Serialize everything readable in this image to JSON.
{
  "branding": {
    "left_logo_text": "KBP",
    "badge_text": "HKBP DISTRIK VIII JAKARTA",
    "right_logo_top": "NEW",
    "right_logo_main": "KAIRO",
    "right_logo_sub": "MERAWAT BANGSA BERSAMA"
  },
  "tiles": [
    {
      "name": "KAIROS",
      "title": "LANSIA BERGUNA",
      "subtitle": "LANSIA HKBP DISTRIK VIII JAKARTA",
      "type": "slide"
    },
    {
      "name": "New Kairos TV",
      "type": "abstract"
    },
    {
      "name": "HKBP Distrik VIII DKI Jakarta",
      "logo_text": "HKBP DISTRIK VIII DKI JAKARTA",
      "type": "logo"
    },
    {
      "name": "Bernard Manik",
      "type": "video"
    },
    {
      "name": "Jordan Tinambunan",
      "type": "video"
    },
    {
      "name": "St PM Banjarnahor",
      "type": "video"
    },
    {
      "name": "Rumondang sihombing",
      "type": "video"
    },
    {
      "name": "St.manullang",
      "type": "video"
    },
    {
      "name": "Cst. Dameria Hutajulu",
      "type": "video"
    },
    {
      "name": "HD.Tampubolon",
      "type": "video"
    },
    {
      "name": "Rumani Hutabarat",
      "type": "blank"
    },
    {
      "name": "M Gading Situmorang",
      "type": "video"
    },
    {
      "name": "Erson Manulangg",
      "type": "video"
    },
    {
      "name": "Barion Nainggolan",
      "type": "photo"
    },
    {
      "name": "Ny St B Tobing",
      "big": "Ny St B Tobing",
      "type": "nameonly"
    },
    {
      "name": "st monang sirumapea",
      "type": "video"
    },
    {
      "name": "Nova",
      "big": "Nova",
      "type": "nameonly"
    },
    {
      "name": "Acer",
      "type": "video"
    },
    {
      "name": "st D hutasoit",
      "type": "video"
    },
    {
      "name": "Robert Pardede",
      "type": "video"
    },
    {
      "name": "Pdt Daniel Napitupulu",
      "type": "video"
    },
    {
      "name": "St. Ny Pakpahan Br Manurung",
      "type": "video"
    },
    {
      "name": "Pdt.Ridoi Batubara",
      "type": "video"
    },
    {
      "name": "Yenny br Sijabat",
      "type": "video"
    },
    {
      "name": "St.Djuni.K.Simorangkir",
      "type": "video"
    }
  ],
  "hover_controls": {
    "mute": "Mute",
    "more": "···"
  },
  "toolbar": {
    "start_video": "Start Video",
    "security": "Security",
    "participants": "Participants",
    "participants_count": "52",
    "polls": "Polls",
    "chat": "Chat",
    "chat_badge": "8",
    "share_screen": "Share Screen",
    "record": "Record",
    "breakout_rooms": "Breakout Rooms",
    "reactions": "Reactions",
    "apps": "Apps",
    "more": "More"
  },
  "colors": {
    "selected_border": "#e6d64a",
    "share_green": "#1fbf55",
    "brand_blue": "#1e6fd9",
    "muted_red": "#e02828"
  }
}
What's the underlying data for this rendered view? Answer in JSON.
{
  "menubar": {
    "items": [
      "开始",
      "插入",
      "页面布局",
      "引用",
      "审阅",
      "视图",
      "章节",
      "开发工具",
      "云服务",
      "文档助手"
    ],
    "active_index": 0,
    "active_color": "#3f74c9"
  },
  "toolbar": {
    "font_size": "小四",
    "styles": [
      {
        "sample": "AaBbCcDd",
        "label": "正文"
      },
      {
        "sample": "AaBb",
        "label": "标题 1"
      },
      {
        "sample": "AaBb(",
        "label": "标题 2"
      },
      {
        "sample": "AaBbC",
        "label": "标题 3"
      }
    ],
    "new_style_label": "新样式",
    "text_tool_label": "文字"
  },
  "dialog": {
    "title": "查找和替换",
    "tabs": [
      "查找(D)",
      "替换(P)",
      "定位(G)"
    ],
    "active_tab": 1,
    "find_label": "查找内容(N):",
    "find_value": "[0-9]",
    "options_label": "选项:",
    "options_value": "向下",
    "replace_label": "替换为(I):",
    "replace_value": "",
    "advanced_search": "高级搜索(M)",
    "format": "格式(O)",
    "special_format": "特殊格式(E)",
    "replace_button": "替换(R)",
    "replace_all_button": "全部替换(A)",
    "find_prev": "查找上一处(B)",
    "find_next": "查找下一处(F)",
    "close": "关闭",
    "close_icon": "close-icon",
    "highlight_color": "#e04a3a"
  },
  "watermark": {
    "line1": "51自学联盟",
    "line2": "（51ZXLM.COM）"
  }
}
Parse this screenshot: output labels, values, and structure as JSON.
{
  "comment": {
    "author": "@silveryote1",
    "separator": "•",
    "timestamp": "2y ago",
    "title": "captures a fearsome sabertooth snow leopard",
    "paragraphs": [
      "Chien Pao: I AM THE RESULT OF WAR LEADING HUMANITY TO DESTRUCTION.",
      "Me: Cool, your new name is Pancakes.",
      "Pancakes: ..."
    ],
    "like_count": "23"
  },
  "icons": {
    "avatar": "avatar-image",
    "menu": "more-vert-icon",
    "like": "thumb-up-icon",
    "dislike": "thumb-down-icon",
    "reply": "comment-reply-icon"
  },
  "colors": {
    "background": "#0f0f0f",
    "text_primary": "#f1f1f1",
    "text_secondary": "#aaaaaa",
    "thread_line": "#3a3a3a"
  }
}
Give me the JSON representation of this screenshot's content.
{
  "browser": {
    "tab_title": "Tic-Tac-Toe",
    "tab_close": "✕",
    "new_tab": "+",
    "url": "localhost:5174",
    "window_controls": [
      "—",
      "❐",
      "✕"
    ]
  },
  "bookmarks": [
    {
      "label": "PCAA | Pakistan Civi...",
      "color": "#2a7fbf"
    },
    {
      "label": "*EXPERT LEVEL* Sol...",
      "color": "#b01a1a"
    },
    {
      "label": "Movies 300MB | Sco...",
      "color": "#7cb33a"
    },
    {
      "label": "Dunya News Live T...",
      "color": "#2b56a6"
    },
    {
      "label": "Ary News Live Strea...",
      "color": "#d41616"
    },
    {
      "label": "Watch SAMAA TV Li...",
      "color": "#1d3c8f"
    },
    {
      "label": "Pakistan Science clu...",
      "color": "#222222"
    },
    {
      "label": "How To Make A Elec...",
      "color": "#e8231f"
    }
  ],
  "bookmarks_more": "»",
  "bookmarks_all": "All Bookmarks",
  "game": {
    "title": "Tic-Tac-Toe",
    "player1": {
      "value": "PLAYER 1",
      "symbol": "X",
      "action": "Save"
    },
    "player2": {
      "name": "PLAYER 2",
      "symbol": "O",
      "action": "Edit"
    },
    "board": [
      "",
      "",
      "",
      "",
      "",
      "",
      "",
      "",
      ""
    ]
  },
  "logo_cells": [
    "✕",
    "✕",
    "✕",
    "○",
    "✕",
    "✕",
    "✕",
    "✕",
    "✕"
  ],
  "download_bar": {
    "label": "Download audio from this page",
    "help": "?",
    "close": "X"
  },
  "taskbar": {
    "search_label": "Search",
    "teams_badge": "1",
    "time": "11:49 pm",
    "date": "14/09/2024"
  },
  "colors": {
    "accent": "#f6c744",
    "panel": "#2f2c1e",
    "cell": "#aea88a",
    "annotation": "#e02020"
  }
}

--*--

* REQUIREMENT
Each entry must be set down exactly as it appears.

* WRITTEN ANSWER
Serialize everything readable in this image to JSON.
{
  "branding": {
    "left_logo_text": "KBP",
    "badge_text": "HKBP DISTRIK VIII JAKARTA",
    "right_logo_top": "NEW",
    "right_logo_main": "KAIRO",
    "right_logo_sub": "MERAWAT BANGSA BERSAMA"
  },
  "tiles": [
    {
      "name": "KAIROS",
      "title": "LANSIA BERGUNA",
      "subtitle": "LANSIA HKBP DISTRIK VIII JAKARTA",
      "type": "slide"
    },
    {
      "name": "New Kairos TV",
      "type": "abstract"
    },
    {
      "name": "HKBP Distrik VIII DKI Jakarta",
      "logo_text": "HKBP DISTRIK VIII DKI JAKARTA",
      "type": "logo"
    },
    {
      "name": "Bernard Manik",
      "type": "video"
    },
    {
      "name": "Jordan Tinambunan",
      "type": "video"
    },
    {
      "name": "St PM Banjarnahor",
      "type": "video"
    },
    {
      "name": "Rumondang sihombing",
      "type": "video"
    },
    {
      "name": "St.manullang",
      "type": "video"
    },
    {
      "name": "Cst. Dameria Hutajulu",
      "type": "video"
    },
    {
      "name": "HD.Tampubolon",
      "type": "video"
    },
    {
      "name": "Rumani Hutabarat",
      "type": "blank"
    },
    {
      "name": "M Gading Situmorang",
      "type": "video"
    },
    {
      "name": "Erson Manulangg",
      "type": "video"
    },
    {
      "name": "Barion Nainggolan",
      "type": "photo"
    },
    {
      "name": "Ny St B Tobing",
      "big": "Ny St B Tobing",
      "type": "nameonly"
    },
    {
      "name": "st monang sirumapea",
      "type": "video"
    },
    {
      "name": "Nova",
      "big": "Nova",
      "type": "nameonly"
    },
    {
      "name": "Acer",
      "type": "video"
    },
    {
      "name": "st D hutasoit",
      "type": "video"
    },
    {
      "name": "Robert Pardede",
      "type": "video"
    },
    {
      "name": "Pdt Daniel Napitupulu",
      "type": "video"
    },
    {
      "name": "St. Ny Pakpahan Br Manurung",
      "type": "video"
    },
    {
      "name": "Pdt.Ridoi Batubara",
      "type": "video"
    },
    {
      "name": "Yenny br Sijabat",
      "type": "video"
    },
    {
      "name": "St.Djuni.K.Simorangkir",
      "type": "video"
    }
  ],
  "hover_controls": {
    "mute": "Mute",
    "more": "···"
  },
  "toolbar": {
    "start_video": "Start Video",
    "security": "Security",
    "participants": "Participants",
    "participants_count": "52",
    "polls": "Polls",
    "chat": "Chat",
    "chat_badge": "8",
    "share_screen": "Share Screen",
    "record": "Record",
    "breakout_rooms": "Breakout Rooms",
    "reactions": "Reactions",
    "apps": "Apps",
    "more": "More"
  },
  "colors": {
    "selected_border": "#e6d64a",
    "share_green": "#1fbf55",
    "brand_blue": "#1e6fd9",
    "muted_red": "#e02828"
  }
}
What's the underlying data for this rendered view? Answer in JSON.
{
  "menubar": {
    "items": [
      "开始",
      "插入",
      "页面布局",
      "引用",
      "审阅",
      "视图",
      "章节",
      "开发工具",
      "云服务",
      "文档助手"
    ],
    "active_index": 0,
    "active_color": "#3f74c9"
  },
  "toolbar": {
    "font_size": "小四",
    "styles": [
      {
        "sample": "AaBbCcDd",
        "label": "正文"
      },
      {
        "sample": "AaBb",
        "label": "标题 1"
      },
      {
        "sample": "AaBb(",
        "label": "标题 2"
      },
      {
        "sample": "AaBbC",
        "label": "标题 3"
      }
    ],
    "new_style_label": "新样式",
    "text_tool_label": "文字"
  },
  "dialog": {
    "title": "查找和替换",
    "tabs": [
      "查找(D)",
      "替换(P)",
      "定位(G)"
    ],
    "active_tab": 1,
    "find_label": "查找内容(N):",
    "find_value": "[0-9]",
    "options_label": "选项:",
    "options_value": "向下",
    "replace_label": "替换为(I):",
    "replace_value": "",
    "advanced_search": "高级搜索(M)",
    "format": "格式(O)",
    "special_format": "特殊格式(E)",
    "replace_button": "替换(R)",
    "replace_all_button": "全部替换(A)",
    "find_prev": "查找上一处(B)",
    "find_next": "查找下一处(F)",
    "close": "关闭",
    "close_icon": "close-icon",
    "highlight_color": "#e04a3a"
  },
  "watermark": {
    "line1": "51自学联盟",
    "line2": "（51ZXLM.COM）"
  }
}
Parse this screenshot: output labels, values, and structure as JSON.
{
  "comment": {
    "author": "@silveryote1",
    "separator": "•",
    "timestamp": "2y ago",
    "title": "captures a fearsome sabertooth snow leopard",
    "paragraphs": [
      "Chien Pao: I AM THE RESULT OF WAR LEADING HUMANITY TO DESTRUCTION.",
      "Me: Cool, your new name is Pancakes.",
      "Pancakes: ..."
    ],
    "like_count": "23"
  },
  "icons": {
    "avatar": "avatar-image",
    "menu": "more-vert-icon",
    "like": "thumb-up-icon",
    "dislike": "thumb-down-icon",
    "reply": "comment-reply-icon"
  },
  "colors": {
    "background": "#0f0f0f",
    "text_primary": "#f1f1f1",
    "text_secondary": "#aaaaaa",
    "thread_line": "#3a3a3a"
  }
}
Give me the JSON representation of this screenshot's content.
{
  "browser": {
    "tab_title": "Tic-Tac-Toe",
    "tab_close": "✕",
    "new_tab": "+",
    "url": "localhost:5174",
    "window_controls": [
      "—",
      "❐",
      "✕"
    ]
  },
  "bookmarks": [
    {
      "label": "PCAA | Pakistan Civi...",
      "color": "#2a7fbf"
    },
    {
      "label": "*EXPERT LEVEL* Sol...",
      "color": "#b01a1a"
    },
    {
      "label": "Movies 300MB | Sco...",
      "color": "#7cb33a"
    },
    {
      "label": "Dunya News Live T...",
      "color": "#2b56a6"
    },
    {
      "label": "Ary News Live Strea...",
      "color": "#d41616"
    },
    {
      "label": "Watch SAMAA TV Li...",
      "color": "#1d3c8f"
    },
    {
      "label": "Pakistan Science clu...",
      "color": "#222222"
    },
    {
      "label": "How To Make A Elec...",
      "color": "#e8231f"
    }
  ],
  "bookmarks_more": "»",
  "bookmarks_all": "All Bookmarks",
  "game": {
    "title": "Tic-Tac-Toe",
    "player1": {
      "value": "PLAYER 1",
      "symbol": "X",
      "action": "Save"
    },
    "player2": {
      "name": "PLAYER 2",
      "symbol": "O",
      "action": "Edit"
    },
    "board": [
      "",
      "",
      "",
      "",
      "",
      "",
      "",
      "",
      ""
    ]
  },
  "logo_cells": [
    "✕",
    "✕",
    "✕",
    "○",
    "✕",
    "✕",
    "✕",
    "✕",
    "✕"
  ],
  "download_bar": {
    "label": "Download audio from this page",
    "help": "?",
    "close": "X"
  },
  "taskbar": {
    "search_label": "Search",
    "teams_badge": "1",
    "time": "11:49 pm",
    "date": "14/09/2024"
  },
  "colors": {
    "accent": "#f6c744",
    "panel": "#2f2c1e",
    "cell": "#aea88a",
    "annotation": "#e02020"
  }
}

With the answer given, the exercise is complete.